[Extracted records]

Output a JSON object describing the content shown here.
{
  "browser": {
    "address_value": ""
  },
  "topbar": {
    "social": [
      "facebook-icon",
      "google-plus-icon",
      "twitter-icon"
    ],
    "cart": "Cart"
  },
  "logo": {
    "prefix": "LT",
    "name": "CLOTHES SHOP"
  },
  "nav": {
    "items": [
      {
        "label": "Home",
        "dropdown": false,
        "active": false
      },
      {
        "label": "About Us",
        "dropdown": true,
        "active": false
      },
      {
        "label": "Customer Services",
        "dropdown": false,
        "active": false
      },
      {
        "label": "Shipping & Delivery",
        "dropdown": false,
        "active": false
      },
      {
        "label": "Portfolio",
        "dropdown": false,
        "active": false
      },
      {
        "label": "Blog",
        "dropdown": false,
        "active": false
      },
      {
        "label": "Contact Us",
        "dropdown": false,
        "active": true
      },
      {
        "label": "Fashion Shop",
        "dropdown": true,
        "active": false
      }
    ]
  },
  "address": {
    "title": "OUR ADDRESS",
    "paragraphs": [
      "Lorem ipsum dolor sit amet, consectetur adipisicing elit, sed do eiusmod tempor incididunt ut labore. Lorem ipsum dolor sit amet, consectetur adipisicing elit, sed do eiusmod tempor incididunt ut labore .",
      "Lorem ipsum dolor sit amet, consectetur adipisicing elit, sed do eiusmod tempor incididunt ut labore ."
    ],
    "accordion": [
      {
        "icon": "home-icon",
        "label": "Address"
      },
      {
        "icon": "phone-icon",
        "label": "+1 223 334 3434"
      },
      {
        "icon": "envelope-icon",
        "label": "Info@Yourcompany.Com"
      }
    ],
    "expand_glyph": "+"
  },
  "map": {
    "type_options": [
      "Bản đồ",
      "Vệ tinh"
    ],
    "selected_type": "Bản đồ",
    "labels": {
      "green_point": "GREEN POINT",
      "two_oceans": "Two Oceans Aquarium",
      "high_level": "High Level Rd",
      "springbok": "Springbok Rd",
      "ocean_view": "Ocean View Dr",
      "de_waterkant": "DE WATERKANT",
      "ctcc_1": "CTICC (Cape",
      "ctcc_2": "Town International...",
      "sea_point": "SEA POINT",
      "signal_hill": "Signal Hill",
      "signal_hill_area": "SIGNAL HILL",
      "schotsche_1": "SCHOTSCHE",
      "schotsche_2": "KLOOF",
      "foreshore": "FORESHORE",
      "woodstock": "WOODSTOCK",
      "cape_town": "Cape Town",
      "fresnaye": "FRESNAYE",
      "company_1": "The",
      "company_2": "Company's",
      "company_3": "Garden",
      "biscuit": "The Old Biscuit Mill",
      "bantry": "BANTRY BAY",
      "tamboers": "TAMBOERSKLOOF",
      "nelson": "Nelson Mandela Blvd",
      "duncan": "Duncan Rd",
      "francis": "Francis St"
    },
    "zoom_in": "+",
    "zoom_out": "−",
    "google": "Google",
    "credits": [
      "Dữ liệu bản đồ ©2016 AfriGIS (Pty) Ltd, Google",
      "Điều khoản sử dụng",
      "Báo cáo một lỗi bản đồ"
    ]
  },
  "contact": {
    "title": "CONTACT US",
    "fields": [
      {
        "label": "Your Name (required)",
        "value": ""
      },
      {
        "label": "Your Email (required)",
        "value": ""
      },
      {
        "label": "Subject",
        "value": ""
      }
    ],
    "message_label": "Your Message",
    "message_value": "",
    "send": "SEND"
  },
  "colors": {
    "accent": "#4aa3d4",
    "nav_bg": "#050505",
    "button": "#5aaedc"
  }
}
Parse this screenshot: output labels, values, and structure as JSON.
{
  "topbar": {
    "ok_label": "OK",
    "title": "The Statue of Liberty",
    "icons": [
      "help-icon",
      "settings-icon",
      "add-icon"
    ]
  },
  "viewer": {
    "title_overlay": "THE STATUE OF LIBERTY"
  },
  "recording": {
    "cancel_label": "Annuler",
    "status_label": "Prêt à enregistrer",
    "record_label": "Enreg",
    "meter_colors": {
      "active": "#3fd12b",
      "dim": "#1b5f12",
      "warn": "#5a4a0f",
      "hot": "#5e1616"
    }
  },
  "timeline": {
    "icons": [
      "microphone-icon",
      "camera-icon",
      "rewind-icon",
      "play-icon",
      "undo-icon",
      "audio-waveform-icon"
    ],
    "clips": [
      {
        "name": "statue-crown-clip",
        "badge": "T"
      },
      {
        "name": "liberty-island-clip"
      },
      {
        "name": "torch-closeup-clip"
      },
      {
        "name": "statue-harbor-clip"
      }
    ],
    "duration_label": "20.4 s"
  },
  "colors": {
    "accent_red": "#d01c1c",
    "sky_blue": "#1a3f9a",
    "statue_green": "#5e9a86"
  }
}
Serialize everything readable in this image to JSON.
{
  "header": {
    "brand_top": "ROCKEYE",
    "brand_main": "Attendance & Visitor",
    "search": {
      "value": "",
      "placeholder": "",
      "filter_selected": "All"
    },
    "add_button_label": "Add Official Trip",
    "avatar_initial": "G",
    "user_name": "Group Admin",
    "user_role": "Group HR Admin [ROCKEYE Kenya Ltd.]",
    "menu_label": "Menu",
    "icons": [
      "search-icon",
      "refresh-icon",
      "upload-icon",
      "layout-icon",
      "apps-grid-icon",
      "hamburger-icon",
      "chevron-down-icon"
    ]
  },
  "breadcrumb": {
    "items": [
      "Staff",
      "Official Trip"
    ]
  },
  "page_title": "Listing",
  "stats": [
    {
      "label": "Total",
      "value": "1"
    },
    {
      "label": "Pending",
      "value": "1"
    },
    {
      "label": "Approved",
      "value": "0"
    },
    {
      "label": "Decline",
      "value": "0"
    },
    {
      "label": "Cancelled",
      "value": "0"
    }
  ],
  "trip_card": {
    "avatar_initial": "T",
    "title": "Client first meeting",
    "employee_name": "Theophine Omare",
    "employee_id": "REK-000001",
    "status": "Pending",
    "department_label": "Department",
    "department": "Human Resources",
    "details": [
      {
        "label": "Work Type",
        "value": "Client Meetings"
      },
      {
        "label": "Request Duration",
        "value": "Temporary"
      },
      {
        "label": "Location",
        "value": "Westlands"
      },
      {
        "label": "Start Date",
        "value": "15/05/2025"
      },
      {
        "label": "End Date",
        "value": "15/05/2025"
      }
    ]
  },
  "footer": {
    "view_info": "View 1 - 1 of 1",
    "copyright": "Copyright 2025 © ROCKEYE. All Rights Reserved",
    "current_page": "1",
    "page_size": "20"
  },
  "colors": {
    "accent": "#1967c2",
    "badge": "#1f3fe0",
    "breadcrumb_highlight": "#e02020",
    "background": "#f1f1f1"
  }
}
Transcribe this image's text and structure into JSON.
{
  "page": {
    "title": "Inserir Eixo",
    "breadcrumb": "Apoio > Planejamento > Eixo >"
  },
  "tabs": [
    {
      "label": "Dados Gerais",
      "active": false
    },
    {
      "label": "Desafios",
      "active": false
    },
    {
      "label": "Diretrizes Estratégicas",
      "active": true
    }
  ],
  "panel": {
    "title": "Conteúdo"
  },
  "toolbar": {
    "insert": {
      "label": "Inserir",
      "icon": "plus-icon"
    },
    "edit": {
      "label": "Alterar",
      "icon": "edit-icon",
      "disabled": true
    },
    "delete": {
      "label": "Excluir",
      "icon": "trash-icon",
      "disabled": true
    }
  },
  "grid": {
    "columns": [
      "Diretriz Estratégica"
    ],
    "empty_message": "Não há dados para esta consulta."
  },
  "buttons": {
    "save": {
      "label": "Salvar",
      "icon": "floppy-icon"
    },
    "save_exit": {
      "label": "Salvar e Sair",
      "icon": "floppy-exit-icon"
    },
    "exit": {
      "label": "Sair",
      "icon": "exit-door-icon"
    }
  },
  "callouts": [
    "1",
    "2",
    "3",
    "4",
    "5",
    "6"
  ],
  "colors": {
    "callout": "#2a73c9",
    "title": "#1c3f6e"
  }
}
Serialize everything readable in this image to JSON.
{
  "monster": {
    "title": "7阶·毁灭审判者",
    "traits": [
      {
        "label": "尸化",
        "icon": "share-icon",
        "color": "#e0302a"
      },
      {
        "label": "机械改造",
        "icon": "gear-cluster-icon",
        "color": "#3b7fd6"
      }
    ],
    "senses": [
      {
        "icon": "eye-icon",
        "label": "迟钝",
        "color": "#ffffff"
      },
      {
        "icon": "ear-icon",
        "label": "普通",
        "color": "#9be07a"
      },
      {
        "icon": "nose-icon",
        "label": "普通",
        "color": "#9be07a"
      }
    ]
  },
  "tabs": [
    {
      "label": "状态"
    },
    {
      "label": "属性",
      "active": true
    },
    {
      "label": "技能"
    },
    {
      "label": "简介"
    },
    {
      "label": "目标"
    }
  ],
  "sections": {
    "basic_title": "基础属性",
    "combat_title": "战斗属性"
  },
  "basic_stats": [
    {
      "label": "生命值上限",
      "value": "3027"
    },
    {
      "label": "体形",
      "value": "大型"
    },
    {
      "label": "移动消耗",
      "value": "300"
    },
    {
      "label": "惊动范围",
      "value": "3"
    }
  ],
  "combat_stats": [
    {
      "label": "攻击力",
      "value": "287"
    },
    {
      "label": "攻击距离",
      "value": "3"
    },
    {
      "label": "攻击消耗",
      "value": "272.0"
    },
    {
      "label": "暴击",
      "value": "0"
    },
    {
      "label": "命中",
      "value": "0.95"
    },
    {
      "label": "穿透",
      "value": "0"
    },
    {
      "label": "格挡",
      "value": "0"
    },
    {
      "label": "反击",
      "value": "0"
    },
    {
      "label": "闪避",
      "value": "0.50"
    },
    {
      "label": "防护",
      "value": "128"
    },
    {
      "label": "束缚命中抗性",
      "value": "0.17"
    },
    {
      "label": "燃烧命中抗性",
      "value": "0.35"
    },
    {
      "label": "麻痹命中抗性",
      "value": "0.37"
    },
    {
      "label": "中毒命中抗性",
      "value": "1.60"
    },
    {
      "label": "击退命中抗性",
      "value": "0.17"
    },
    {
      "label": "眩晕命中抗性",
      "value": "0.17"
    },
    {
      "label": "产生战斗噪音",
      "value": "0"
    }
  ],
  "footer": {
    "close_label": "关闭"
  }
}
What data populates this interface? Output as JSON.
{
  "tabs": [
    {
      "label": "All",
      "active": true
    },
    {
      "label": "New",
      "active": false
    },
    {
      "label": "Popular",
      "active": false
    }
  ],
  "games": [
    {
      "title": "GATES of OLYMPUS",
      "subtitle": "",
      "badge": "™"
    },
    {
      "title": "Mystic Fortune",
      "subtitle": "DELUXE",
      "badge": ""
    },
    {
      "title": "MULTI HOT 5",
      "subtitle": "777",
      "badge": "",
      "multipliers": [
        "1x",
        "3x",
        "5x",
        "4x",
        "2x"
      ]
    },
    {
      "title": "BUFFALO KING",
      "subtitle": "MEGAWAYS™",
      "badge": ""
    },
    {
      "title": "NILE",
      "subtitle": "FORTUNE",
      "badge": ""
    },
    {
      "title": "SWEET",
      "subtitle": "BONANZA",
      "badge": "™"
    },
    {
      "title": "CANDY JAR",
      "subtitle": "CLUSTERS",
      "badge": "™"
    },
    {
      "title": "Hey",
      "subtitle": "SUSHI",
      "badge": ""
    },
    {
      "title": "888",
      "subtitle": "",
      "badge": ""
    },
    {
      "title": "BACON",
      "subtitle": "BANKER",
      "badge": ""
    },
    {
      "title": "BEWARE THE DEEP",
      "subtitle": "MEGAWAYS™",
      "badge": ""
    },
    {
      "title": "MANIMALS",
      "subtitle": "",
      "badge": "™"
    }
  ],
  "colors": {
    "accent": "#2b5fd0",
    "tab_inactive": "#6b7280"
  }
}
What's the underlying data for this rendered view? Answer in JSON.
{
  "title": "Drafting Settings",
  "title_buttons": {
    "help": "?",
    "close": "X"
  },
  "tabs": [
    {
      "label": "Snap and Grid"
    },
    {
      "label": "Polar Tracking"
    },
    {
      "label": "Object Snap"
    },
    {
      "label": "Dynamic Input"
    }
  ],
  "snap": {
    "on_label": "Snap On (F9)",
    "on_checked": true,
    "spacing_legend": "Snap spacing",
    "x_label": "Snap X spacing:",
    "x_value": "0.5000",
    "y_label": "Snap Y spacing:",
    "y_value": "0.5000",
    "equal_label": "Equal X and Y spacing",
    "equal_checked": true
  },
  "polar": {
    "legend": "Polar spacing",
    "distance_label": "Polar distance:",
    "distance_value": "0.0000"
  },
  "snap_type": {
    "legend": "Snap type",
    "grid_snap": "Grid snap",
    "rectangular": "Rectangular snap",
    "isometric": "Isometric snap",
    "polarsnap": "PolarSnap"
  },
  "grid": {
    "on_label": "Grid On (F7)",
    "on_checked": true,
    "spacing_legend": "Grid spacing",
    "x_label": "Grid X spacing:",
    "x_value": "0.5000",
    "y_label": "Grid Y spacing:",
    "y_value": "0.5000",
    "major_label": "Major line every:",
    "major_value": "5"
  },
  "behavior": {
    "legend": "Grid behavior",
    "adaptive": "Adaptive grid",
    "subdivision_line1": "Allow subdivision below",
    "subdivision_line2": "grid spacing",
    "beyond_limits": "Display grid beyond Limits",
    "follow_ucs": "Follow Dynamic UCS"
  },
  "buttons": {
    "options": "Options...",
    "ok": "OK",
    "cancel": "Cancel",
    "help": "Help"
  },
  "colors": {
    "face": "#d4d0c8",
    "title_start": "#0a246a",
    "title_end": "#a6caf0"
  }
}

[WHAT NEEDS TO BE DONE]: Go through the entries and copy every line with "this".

[WRITTEN RESPONSE]:
Parse this screenshot: output labels, values, and structure as JSON.
Serialize everything readable in this image to JSON.
Transcribe this image's text and structure into JSON.
Serialize everything readable in this image to JSON.
What data populates this interface? Output as JSON.
What's the underlying data for this rendered view? Answer in JSON.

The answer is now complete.